START Input

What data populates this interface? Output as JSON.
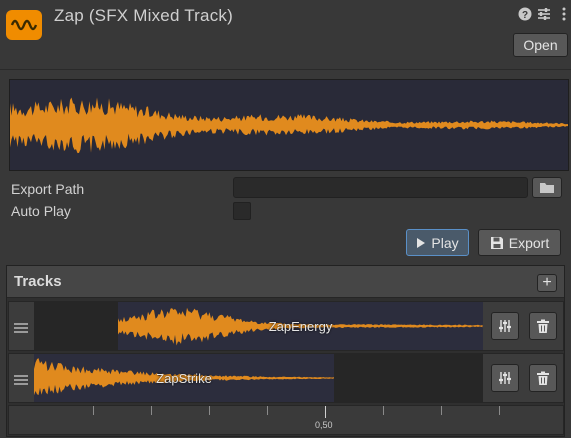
{
  "header": {
    "title": "Zap (SFX Mixed Track)",
    "icon": "waveform-icon",
    "open_label": "Open",
    "help_icon": "help-icon",
    "settings_icon": "sliders-icon",
    "menu_icon": "kebab-menu-icon"
  },
  "preview": {
    "waveform_color": "#e08a1e"
  },
  "fields": {
    "export_path_label": "Export Path",
    "export_path_value": "",
    "auto_play_label": "Auto Play",
    "auto_play_checked": false
  },
  "actions": {
    "play_label": "Play",
    "export_label": "Export"
  },
  "tracks": {
    "title": "Tracks",
    "add_label": "+",
    "items": [
      {
        "name": "ZapEnergy"
      },
      {
        "name": "ZapStrike"
      }
    ]
  },
  "timeline": {
    "marker_label": "0,50"
  },
  "colors": {
    "accent": "#f08c00",
    "waveform": "#e08a1e",
    "play_border": "#5a90c8"
  }
}
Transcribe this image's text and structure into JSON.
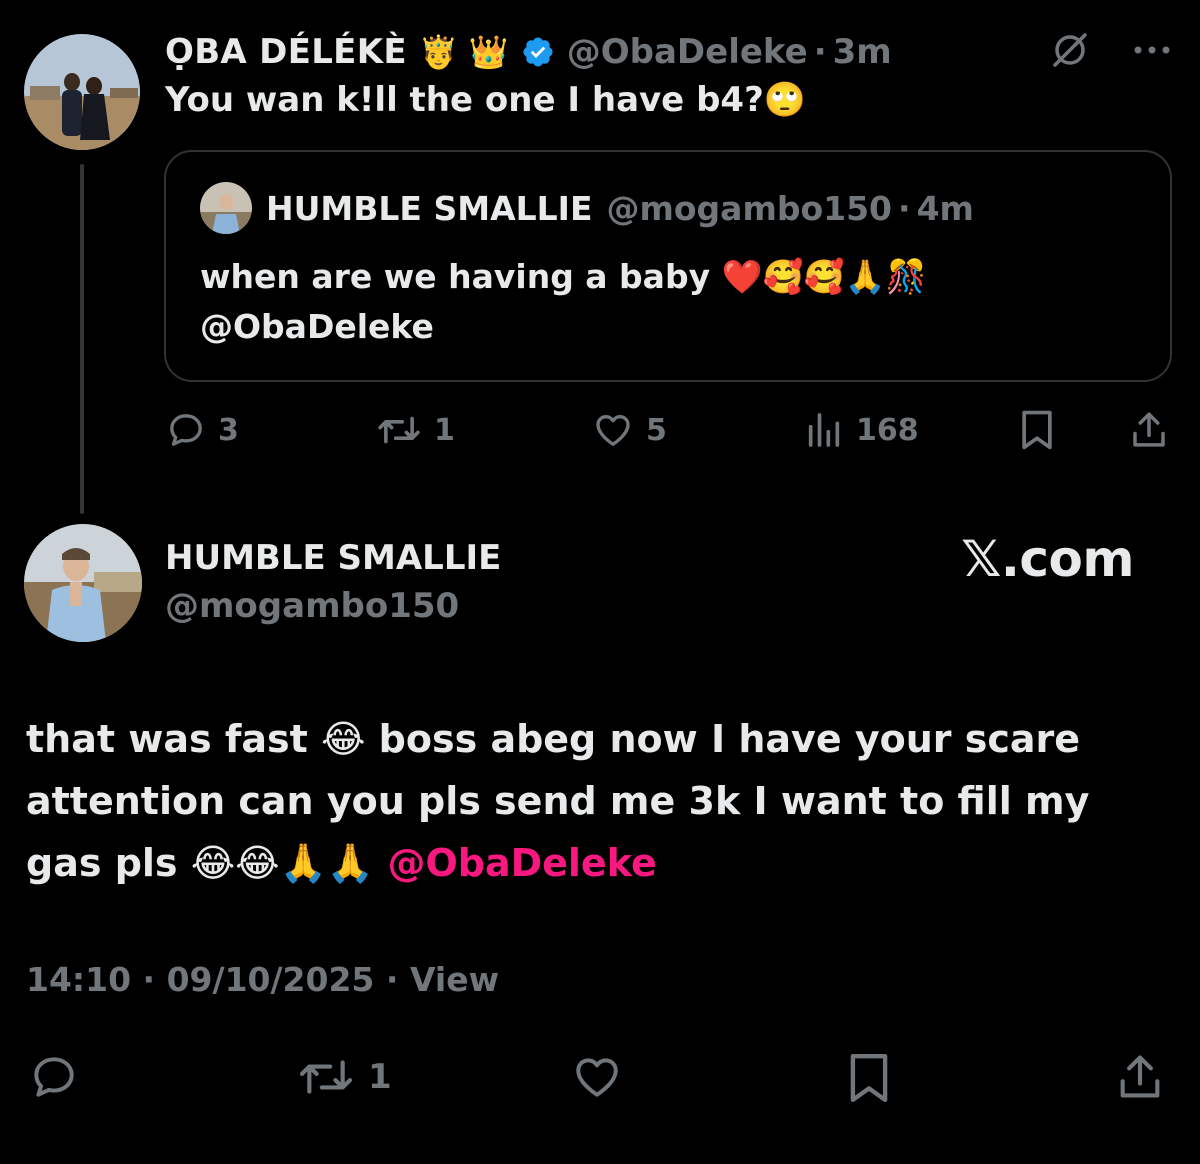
{
  "colors": {
    "background": "#000000",
    "text_primary": "#e7e9ea",
    "text_secondary": "#71767b",
    "mention": "#f91880",
    "verified": "#1d9bf0",
    "border": "#2f3336"
  },
  "main_tweet": {
    "author_name": "ỌBA DÉLÉKÈ",
    "author_emojis": "🤴 👑",
    "handle": "@ObaDeleke",
    "separator": "·",
    "time": "3m",
    "text": "You wan k!ll the one I have b4?🙄",
    "icons": [
      "grok-icon",
      "more-options-icon"
    ]
  },
  "quoted_tweet": {
    "author_name": "HUMBLE SMALLIE",
    "handle": "@mogambo150",
    "separator": "·",
    "time": "4m",
    "text_line1": "when are we having a baby ❤️🥰🥰🙏🎊",
    "text_line2": "@ObaDeleke"
  },
  "main_actions": {
    "replies": "3",
    "reposts": "1",
    "likes": "5",
    "views": "168"
  },
  "reply_tweet": {
    "author_name": "HUMBLE SMALLIE",
    "handle": "@mogambo150",
    "watermark": "𝕏.com",
    "text_part1": "that was fast 😂 boss abeg now I have your scare attention can you pls send me 3k I want to fill my gas pls 😂😂🙏🙏 ",
    "mention": "@ObaDeleke",
    "time": "14:10",
    "separator": "·",
    "date": "09/10/2025",
    "view_link": "View"
  },
  "reply_actions": {
    "reposts": "1"
  }
}
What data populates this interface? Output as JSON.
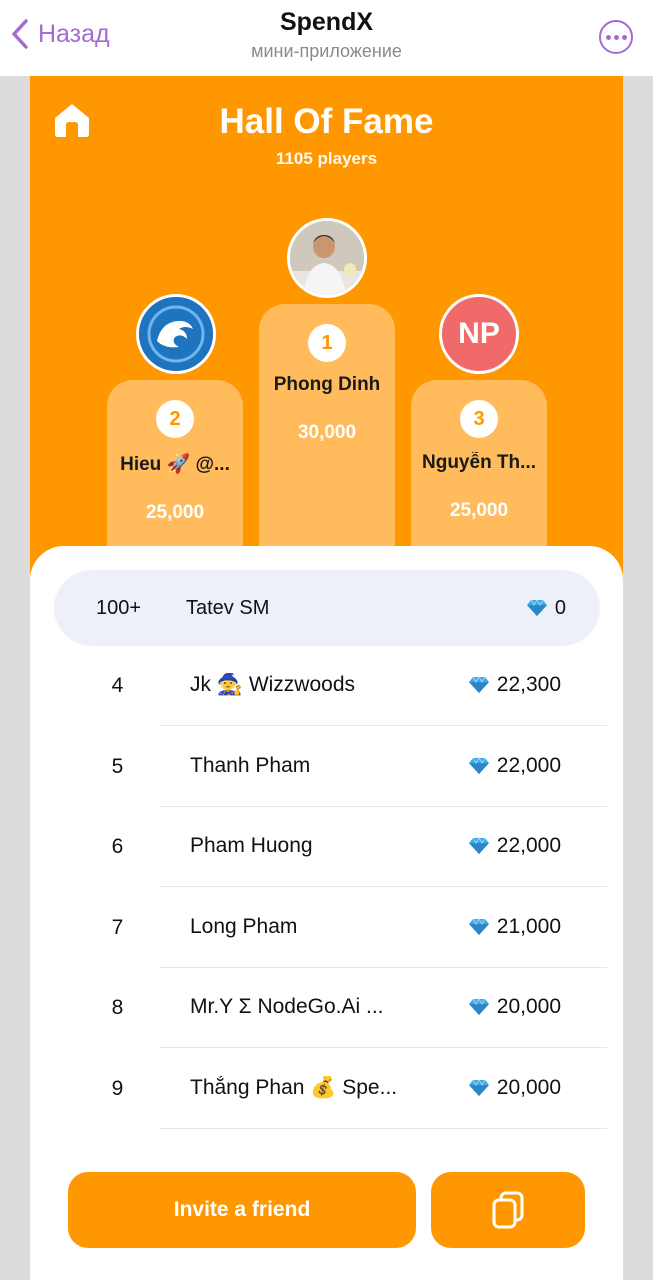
{
  "header": {
    "back_label": "Назад",
    "title": "SpendX",
    "subtitle": "мини-приложение"
  },
  "hall": {
    "title": "Hall Of Fame",
    "players": "1105 players"
  },
  "podium": {
    "first": {
      "rank": "1",
      "name": "Phong Dinh",
      "score": "30,000"
    },
    "second": {
      "rank": "2",
      "name": "Hieu 🚀 @...",
      "score": "25,000"
    },
    "third": {
      "rank": "3",
      "name": "Nguyễn Th...",
      "score": "25,000",
      "initials": "NP"
    }
  },
  "current_user": {
    "rank": "100+",
    "name": "Tatev SM",
    "score": "0"
  },
  "rows": [
    {
      "rank": "4",
      "name": "Jk 🧙 Wizzwoods",
      "score": "22,300"
    },
    {
      "rank": "5",
      "name": "Thanh Pham",
      "score": "22,000"
    },
    {
      "rank": "6",
      "name": "Pham Huong",
      "score": "22,000"
    },
    {
      "rank": "7",
      "name": "Long Pham",
      "score": "21,000"
    },
    {
      "rank": "8",
      "name": "Mr.Y Σ NodeGo.Ai ...",
      "score": "20,000"
    },
    {
      "rank": "9",
      "name": "Thắng Phan 💰 Spe...",
      "score": "20,000"
    }
  ],
  "buttons": {
    "invite_label": "Invite a friend"
  },
  "icons": {
    "back": "chevron-left-icon",
    "more": "more-dots-icon",
    "home": "home-icon",
    "gem": "gem-icon",
    "copy": "copy-icon"
  },
  "colors": {
    "accent_orange": "#ff9800",
    "podium_orange": "#ffbb5c",
    "telegram_purple": "#a36bd4",
    "row_highlight": "#eef0f9"
  }
}
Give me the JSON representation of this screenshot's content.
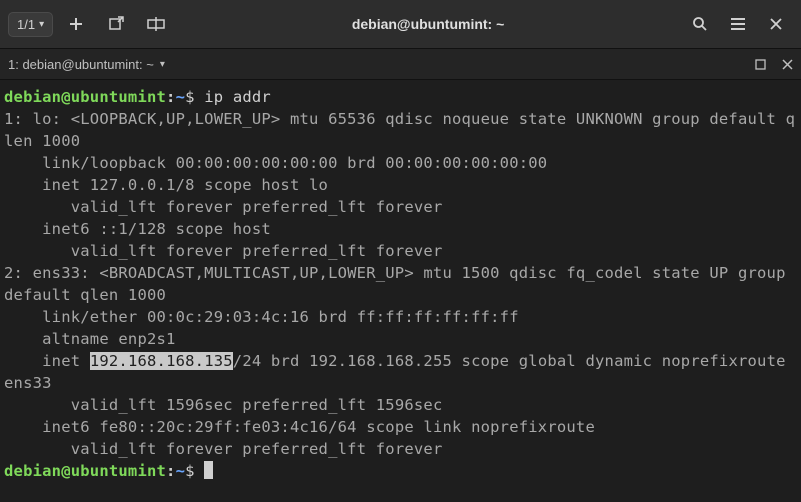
{
  "titlebar": {
    "tab_count": "1/1",
    "title": "debian@ubuntumint: ~"
  },
  "tabbar": {
    "label": "1: debian@ubuntumint: ~"
  },
  "prompt": {
    "user_host": "debian@ubuntumint",
    "path": "~",
    "dollar": "$"
  },
  "cmd1": "ip addr",
  "out": {
    "l1": "1: lo: <LOOPBACK,UP,LOWER_UP> mtu 65536 qdisc noqueue state UNKNOWN group default qlen 1000",
    "l2": "    link/loopback 00:00:00:00:00:00 brd 00:00:00:00:00:00",
    "l3": "    inet 127.0.0.1/8 scope host lo",
    "l4": "       valid_lft forever preferred_lft forever",
    "l5": "    inet6 ::1/128 scope host",
    "l6": "       valid_lft forever preferred_lft forever",
    "l7": "2: ens33: <BROADCAST,MULTICAST,UP,LOWER_UP> mtu 1500 qdisc fq_codel state UP group default qlen 1000",
    "l8": "    link/ether 00:0c:29:03:4c:16 brd ff:ff:ff:ff:ff:ff",
    "l9": "    altname enp2s1",
    "l10a": "    inet ",
    "l10_hl": "192.168.168.135",
    "l10b": "/24 brd 192.168.168.255 scope global dynamic noprefixroute ens33",
    "l11": "       valid_lft 1596sec preferred_lft 1596sec",
    "l12": "    inet6 fe80::20c:29ff:fe03:4c16/64 scope link noprefixroute",
    "l13": "       valid_lft forever preferred_lft forever"
  }
}
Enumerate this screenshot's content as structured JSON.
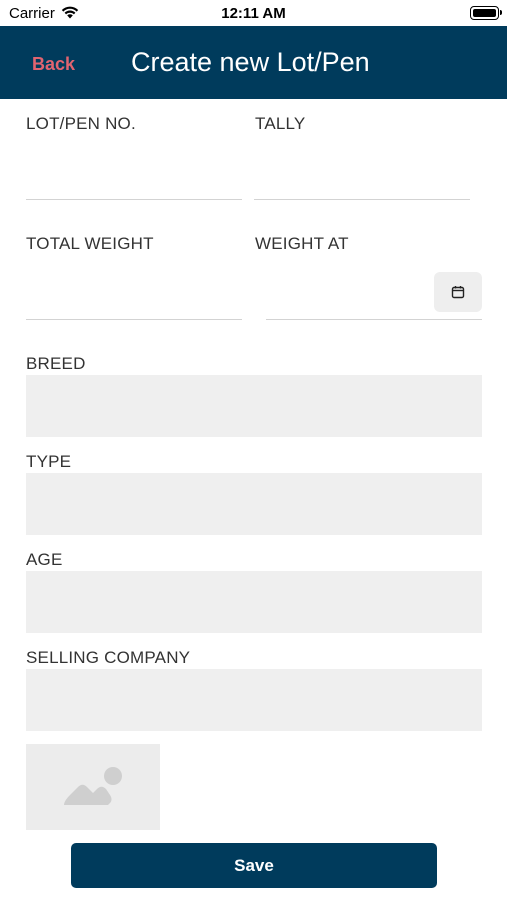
{
  "status_bar": {
    "carrier": "Carrier",
    "time": "12:11 AM"
  },
  "nav": {
    "back_label": "Back",
    "title": "Create new Lot/Pen"
  },
  "form": {
    "lot_pen_no": {
      "label": "LOT/PEN NO.",
      "value": ""
    },
    "tally": {
      "label": "TALLY",
      "value": ""
    },
    "total_weight": {
      "label": "TOTAL WEIGHT",
      "value": ""
    },
    "weight_at": {
      "label": "WEIGHT AT",
      "value": "",
      "icon": "calendar-icon"
    },
    "breed": {
      "label": "BREED",
      "value": ""
    },
    "type": {
      "label": "TYPE",
      "value": ""
    },
    "age": {
      "label": "AGE",
      "value": ""
    },
    "selling_company": {
      "label": "SELLING COMPANY",
      "value": ""
    },
    "photo": {
      "icon": "image-placeholder-icon"
    }
  },
  "actions": {
    "save_label": "Save"
  },
  "colors": {
    "nav_background": "#003b5c",
    "back_text": "#e06470",
    "button_background": "#003b5c",
    "field_background": "#efefef"
  }
}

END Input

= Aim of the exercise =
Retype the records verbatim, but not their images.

= Exercise output =
What data populates this interface? Output as JSON.
{
  "header": {
    "title": "Zap (SFX Mixed Track)",
    "icon": "waveform-icon",
    "open_label": "Open",
    "help_icon": "help-icon",
    "settings_icon": "sliders-icon",
    "menu_icon": "kebab-menu-icon"
  },
  "preview": {
    "waveform_color": "#e08a1e"
  },
  "fields": {
    "export_path_label": "Export Path",
    "export_path_value": "",
    "auto_play_label": "Auto Play",
    "auto_play_checked": false
  },
  "actions": {
    "play_label": "Play",
    "export_label": "Export"
  },
  "tracks": {
    "title": "Tracks",
    "add_label": "+",
    "items": [
      {
        "name": "ZapEnergy"
      },
      {
        "name": "ZapStrike"
      }
    ]
  },
  "timeline": {
    "marker_label": "0,50"
  },
  "colors": {
    "accent": "#f08c00",
    "waveform": "#e08a1e",
    "play_border": "#5a90c8"
  }
}
Transcribe this image's text and structure into JSON.
{
  "colors": {
    "background": "#000000",
    "text_primary": "#e7e9ea",
    "text_secondary": "#71767b",
    "mention": "#f91880",
    "verified": "#1d9bf0",
    "border": "#2f3336"
  },
  "main_tweet": {
    "author_name": "ỌBA DÉLÉKÈ",
    "author_emojis": "🤴 👑",
    "handle": "@ObaDeleke",
    "separator": "·",
    "time": "3m",
    "text": "You wan k!ll the one I have b4?🙄",
    "icons": [
      "grok-icon",
      "more-options-icon"
    ]
  },
  "quoted_tweet": {
    "author_name": "HUMBLE SMALLIE",
    "handle": "@mogambo150",
    "separator": "·",
    "time": "4m",
    "text_line1": "when are we having a baby ❤️🥰🥰🙏🎊",
    "text_line2": "@ObaDeleke"
  },
  "main_actions": {
    "replies": "3",
    "reposts": "1",
    "likes": "5",
    "views": "168"
  },
  "reply_tweet": {
    "author_name": "HUMBLE SMALLIE",
    "handle": "@mogambo150",
    "watermark": "𝕏.com",
    "text_part1": "that was fast 😂 boss abeg now I have your scare attention can you pls send me 3k I want to fill my gas pls 😂😂🙏🙏 ",
    "mention": "@ObaDeleke",
    "time": "14:10",
    "separator": "·",
    "date": "09/10/2025",
    "view_link": "View"
  },
  "reply_actions": {
    "reposts": "1"
  }
}
What data populates this interface? Output as JSON.
{
  "header": {
    "back_label": "Назад",
    "title": "SpendX",
    "subtitle": "мини-приложение"
  },
  "hall": {
    "title": "Hall Of Fame",
    "players": "1105 players"
  },
  "podium": {
    "first": {
      "rank": "1",
      "name": "Phong Dinh",
      "score": "30,000"
    },
    "second": {
      "rank": "2",
      "name": "Hieu 🚀 @...",
      "score": "25,000"
    },
    "third": {
      "rank": "3",
      "name": "Nguyễn Th...",
      "score": "25,000",
      "initials": "NP"
    }
  },
  "current_user": {
    "rank": "100+",
    "name": "Tatev SM",
    "score": "0"
  },
  "rows": [
    {
      "rank": "4",
      "name": "Jk 🧙 Wizzwoods",
      "score": "22,300"
    },
    {
      "rank": "5",
      "name": "Thanh Pham",
      "score": "22,000"
    },
    {
      "rank": "6",
      "name": "Pham Huong",
      "score": "22,000"
    },
    {
      "rank": "7",
      "name": "Long Pham",
      "score": "21,000"
    },
    {
      "rank": "8",
      "name": "Mr.Y Σ NodeGo.Ai ...",
      "score": "20,000"
    },
    {
      "rank": "9",
      "name": "Thắng Phan 💰 Spe...",
      "score": "20,000"
    }
  ],
  "buttons": {
    "invite_label": "Invite a friend"
  },
  "icons": {
    "back": "chevron-left-icon",
    "more": "more-dots-icon",
    "home": "home-icon",
    "gem": "gem-icon",
    "copy": "copy-icon"
  },
  "colors": {
    "accent_orange": "#ff9800",
    "podium_orange": "#ffbb5c",
    "telegram_purple": "#a36bd4",
    "row_highlight": "#eef0f9"
  }
}
Give me the JSON representation of this screenshot's content.
{
  "titlebar": {
    "tab_count": "1/1",
    "title": "debian@ubuntumint: ~"
  },
  "tabbar": {
    "label": "1: debian@ubuntumint: ~"
  },
  "prompt": {
    "user_host": "debian@ubuntumint",
    "path": "~",
    "dollar": "$"
  },
  "cmd1": "ip addr",
  "out": {
    "l1": "1: lo: <LOOPBACK,UP,LOWER_UP> mtu 65536 qdisc noqueue state UNKNOWN group default qlen 1000",
    "l2": "    link/loopback 00:00:00:00:00:00 brd 00:00:00:00:00:00",
    "l3": "    inet 127.0.0.1/8 scope host lo",
    "l4": "       valid_lft forever preferred_lft forever",
    "l5": "    inet6 ::1/128 scope host",
    "l6": "       valid_lft forever preferred_lft forever",
    "l7": "2: ens33: <BROADCAST,MULTICAST,UP,LOWER_UP> mtu 1500 qdisc fq_codel state UP group default qlen 1000",
    "l8": "    link/ether 00:0c:29:03:4c:16 brd ff:ff:ff:ff:ff:ff",
    "l9": "    altname enp2s1",
    "l10a": "    inet ",
    "l10_hl": "192.168.168.135",
    "l10b": "/24 brd 192.168.168.255 scope global dynamic noprefixroute ens33",
    "l11": "       valid_lft 1596sec preferred_lft 1596sec",
    "l12": "    inet6 fe80::20c:29ff:fe03:4c16/64 scope link noprefixroute",
    "l13": "       valid_lft forever preferred_lft forever"
  }
}
Enumerate this screenshot's content as structured JSON.
{
  "status_bar": {
    "carrier": "Carrier",
    "time": "12:11 AM"
  },
  "nav": {
    "back_label": "Back",
    "title": "Create new Lot/Pen"
  },
  "form": {
    "lot_pen_no": {
      "label": "LOT/PEN NO.",
      "value": ""
    },
    "tally": {
      "label": "TALLY",
      "value": ""
    },
    "total_weight": {
      "label": "TOTAL WEIGHT",
      "value": ""
    },
    "weight_at": {
      "label": "WEIGHT AT",
      "value": "",
      "icon": "calendar-icon"
    },
    "breed": {
      "label": "BREED",
      "value": ""
    },
    "type": {
      "label": "TYPE",
      "value": ""
    },
    "age": {
      "label": "AGE",
      "value": ""
    },
    "selling_company": {
      "label": "SELLING COMPANY",
      "value": ""
    },
    "photo": {
      "icon": "image-placeholder-icon"
    }
  },
  "actions": {
    "save_label": "Save"
  },
  "colors": {
    "nav_background": "#003b5c",
    "back_text": "#e06470",
    "button_background": "#003b5c",
    "field_background": "#efefef"
  }
}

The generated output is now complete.